Hot Public Policy Issues for Higher Ed Employers
You’ll want to watch the video of Josh’s presentation to get the specifics, but here are a few of the highlights:

  • The January 1, 2015 ACA deadline is fast approaching. Employers with 100 or more employees must provide minimum essential health coverage for full-time employees (working 30 hours or more per week). Employers will be deemed in compliance for 2015 if they cover 70% of their full-time employees. For 2016, employers must cover 95% of their employees to be deemed in compliance. Treatment of adjunct faculty and student employees was also covered in the presentation.
  • Pending ACA-related legislation could change the definition of full-time worker (Save American Workers Act, H.R. 2575) and could exempt student works from the employer mandate if they’re enrolled half-time or more (H.R. 5262 and H.R. 5298). Stay tuned!
  • The NLRB has reissued a proposed union election rule that would alter the election timeframe and restrict communication between employers and employees prior to a union election.
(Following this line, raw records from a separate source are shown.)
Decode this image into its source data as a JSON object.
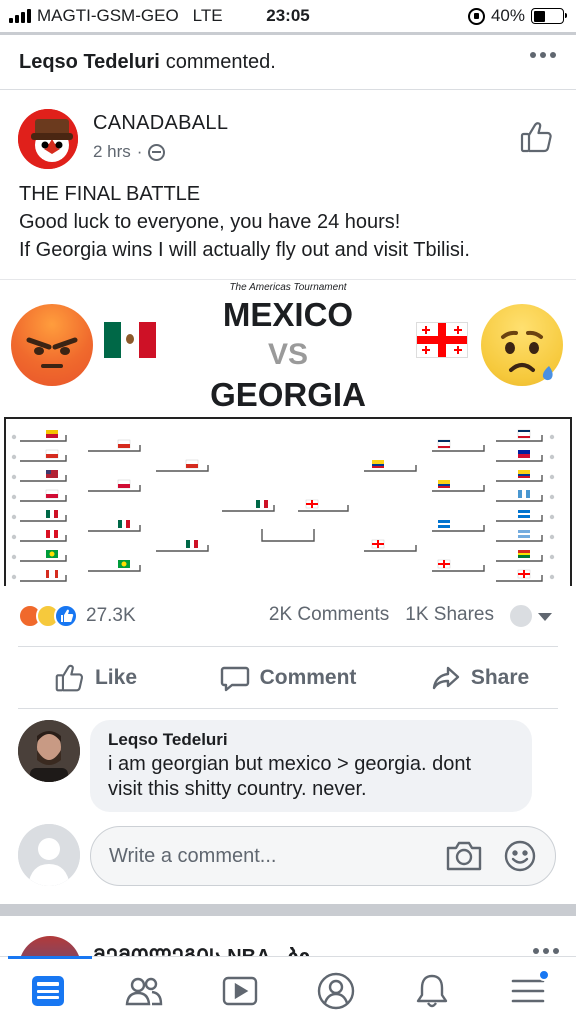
{
  "status_bar": {
    "carrier": "MAGTI-GSM-GEO",
    "network": "LTE",
    "time": "23:05",
    "battery": "40%",
    "battery_level": 0.4
  },
  "story": {
    "actor": "Leqso Tedeluri",
    "action": "commented."
  },
  "post": {
    "page_name": "CANADABALL",
    "time_ago": "2 hrs",
    "separator": "·",
    "text_lines": [
      "THE FINAL BATTLE",
      "Good luck to everyone, you have 24 hours!",
      "If Georgia wins I will actually fly out and visit Tbilisi."
    ],
    "image": {
      "tournament": "The Americas Tournament",
      "team1": "MEXICO",
      "vs": "VS",
      "team2": "GEORGIA"
    }
  },
  "engagement": {
    "reactions_count": "27.3K",
    "comments": "2K Comments",
    "shares": "1K Shares"
  },
  "actions": {
    "like": "Like",
    "comment": "Comment",
    "share": "Share"
  },
  "comment": {
    "author": "Leqso Tedeluri",
    "text_lines": [
      "i am georgian but mexico > georgia. dont",
      "visit this shitty country. never."
    ]
  },
  "composer": {
    "placeholder": "Write a comment..."
  },
  "next_story": {
    "title": "ᲛᲔᲛᲝᲚᲔᲒᲘᲡ NBA - ბი"
  },
  "tabs": [
    "news-feed",
    "friends",
    "watch",
    "profile",
    "notifications",
    "menu"
  ],
  "colors": {
    "accent": "#1877f2",
    "text": "#1c1e21",
    "muted": "#606770",
    "flag_mexico": [
      "#006847",
      "#ffffff",
      "#ce1126"
    ],
    "flag_georgia": [
      "#ffffff",
      "#ff0000"
    ]
  }
}
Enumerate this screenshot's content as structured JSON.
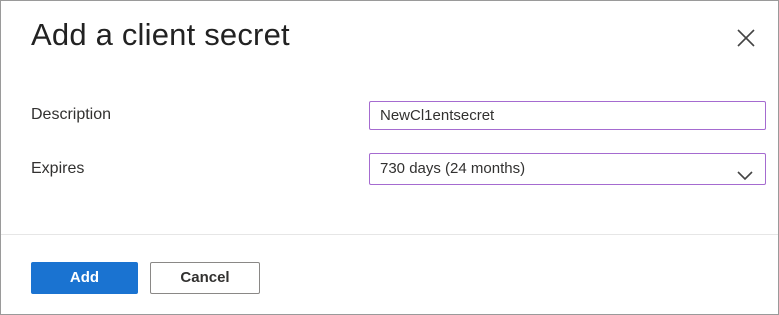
{
  "dialog": {
    "title": "Add a client secret",
    "close_icon": "close-icon"
  },
  "form": {
    "description_label": "Description",
    "description_value": "NewCl1entsecret",
    "expires_label": "Expires",
    "expires_value": "730 days (24 months)",
    "expires_icon": "chevron-down-icon"
  },
  "footer": {
    "add_label": "Add",
    "cancel_label": "Cancel"
  },
  "colors": {
    "primary": "#1a73d1",
    "field_border": "#a56bd0"
  }
}
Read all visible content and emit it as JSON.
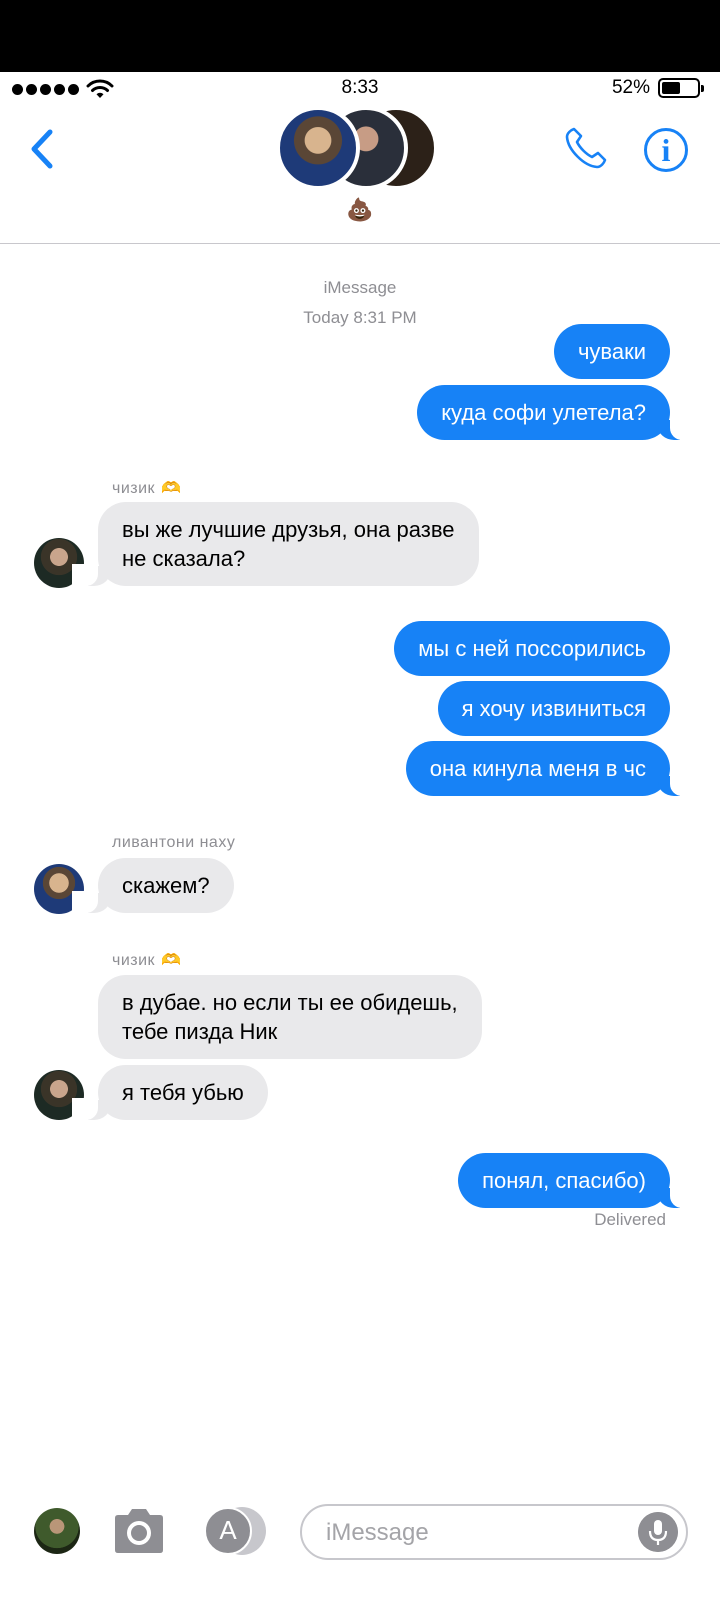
{
  "status_bar": {
    "time": "8:33",
    "battery_percent": "52%",
    "battery_level": 0.52,
    "signal_bars": 5
  },
  "header": {
    "group_name_emoji": "💩",
    "icons": {
      "back": "chevron-left-icon",
      "call": "phone-icon",
      "info": "info-icon"
    }
  },
  "conversation": {
    "service_label": "iMessage",
    "timestamp": "Today 8:31 PM",
    "messages": [
      {
        "direction": "outgoing",
        "text": "чуваки"
      },
      {
        "direction": "outgoing",
        "text": "куда софи улетела?"
      },
      {
        "direction": "incoming",
        "sender": "чизик",
        "sender_emoji": "🫶",
        "text": "вы же лучшие друзья, она разве\nне сказала?"
      },
      {
        "direction": "outgoing",
        "text": "мы с ней поссорились"
      },
      {
        "direction": "outgoing",
        "text": "я хочу извиниться"
      },
      {
        "direction": "outgoing",
        "text": "она кинула меня в чс"
      },
      {
        "direction": "incoming",
        "sender": "ливантони наху",
        "text": "скажем?"
      },
      {
        "direction": "incoming",
        "sender": "чизик",
        "sender_emoji": "🫶",
        "text": "в дубае. но если ты ее обидешь,\nтебе пизда Ник"
      },
      {
        "direction": "incoming",
        "text": "я тебя убью"
      },
      {
        "direction": "outgoing",
        "text": "понял, спасибо)"
      }
    ],
    "delivery_status": "Delivered"
  },
  "input_bar": {
    "placeholder": "iMessage",
    "icons": {
      "camera": "camera-icon",
      "apps": "app-store-icon",
      "mic": "microphone-icon"
    }
  },
  "colors": {
    "accent": "#1782f6",
    "incoming_bubble": "#e9e9eb",
    "secondary_text": "#8e8e93"
  }
}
Other labor relations rules and pending cases are outlined in the presentation.
  • In addition to other actions, OSHA has reopened its proposed rule on occupational injury and illness recording and recordkeeping for large employers to solicit further comments.
  • Executive orders and actions issued by President Obama in 2014 are also covered in Ulman’s session.

4 Ways to Keep Your Institution Informed on the Issues
Here are four ways you can assume a strategic role when it comes to employment-related legislation and regulation: